Given data |

"""

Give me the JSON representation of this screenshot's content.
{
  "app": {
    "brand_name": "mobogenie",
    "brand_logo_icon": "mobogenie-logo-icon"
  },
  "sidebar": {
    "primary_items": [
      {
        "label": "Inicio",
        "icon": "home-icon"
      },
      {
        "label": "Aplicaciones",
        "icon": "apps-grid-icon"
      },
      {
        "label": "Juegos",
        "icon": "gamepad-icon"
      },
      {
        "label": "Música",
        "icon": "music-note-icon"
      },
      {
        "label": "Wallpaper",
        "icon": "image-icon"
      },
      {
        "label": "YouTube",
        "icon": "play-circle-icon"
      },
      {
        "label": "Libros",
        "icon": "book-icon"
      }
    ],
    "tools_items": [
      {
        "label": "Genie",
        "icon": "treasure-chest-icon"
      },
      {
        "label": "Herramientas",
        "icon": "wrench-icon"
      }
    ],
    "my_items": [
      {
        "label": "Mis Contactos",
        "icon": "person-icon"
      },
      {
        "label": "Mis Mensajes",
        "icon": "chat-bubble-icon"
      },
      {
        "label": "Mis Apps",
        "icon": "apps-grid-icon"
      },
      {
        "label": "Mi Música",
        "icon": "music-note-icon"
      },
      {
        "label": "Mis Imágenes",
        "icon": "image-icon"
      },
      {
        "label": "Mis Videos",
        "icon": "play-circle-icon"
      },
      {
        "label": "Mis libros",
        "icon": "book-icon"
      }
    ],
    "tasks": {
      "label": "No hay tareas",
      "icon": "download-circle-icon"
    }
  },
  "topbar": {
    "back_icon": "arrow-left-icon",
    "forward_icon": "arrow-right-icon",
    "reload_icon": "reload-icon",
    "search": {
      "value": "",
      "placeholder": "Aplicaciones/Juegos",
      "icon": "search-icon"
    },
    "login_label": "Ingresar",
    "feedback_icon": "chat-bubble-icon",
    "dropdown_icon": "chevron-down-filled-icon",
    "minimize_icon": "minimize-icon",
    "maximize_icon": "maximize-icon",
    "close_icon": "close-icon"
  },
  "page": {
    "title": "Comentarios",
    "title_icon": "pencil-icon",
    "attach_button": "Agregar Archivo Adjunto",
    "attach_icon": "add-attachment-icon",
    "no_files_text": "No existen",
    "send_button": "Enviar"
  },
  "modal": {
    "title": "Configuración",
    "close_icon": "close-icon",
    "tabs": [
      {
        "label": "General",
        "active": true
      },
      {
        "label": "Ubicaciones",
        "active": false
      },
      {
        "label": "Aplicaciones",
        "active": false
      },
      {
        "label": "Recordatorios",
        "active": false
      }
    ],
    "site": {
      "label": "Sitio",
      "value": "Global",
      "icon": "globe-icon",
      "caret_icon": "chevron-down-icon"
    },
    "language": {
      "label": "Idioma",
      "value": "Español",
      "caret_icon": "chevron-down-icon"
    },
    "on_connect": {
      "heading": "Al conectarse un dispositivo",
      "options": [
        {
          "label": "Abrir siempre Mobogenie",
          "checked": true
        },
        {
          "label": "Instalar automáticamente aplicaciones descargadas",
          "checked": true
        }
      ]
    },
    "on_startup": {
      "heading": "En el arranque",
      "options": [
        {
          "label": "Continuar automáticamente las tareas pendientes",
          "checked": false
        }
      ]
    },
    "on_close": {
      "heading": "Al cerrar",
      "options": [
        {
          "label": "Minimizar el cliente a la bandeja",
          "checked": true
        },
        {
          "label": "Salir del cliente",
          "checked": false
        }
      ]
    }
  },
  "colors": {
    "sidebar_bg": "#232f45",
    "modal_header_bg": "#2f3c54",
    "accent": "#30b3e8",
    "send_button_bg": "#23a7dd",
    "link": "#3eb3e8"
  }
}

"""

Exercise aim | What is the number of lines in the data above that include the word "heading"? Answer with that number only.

Worked solution | 3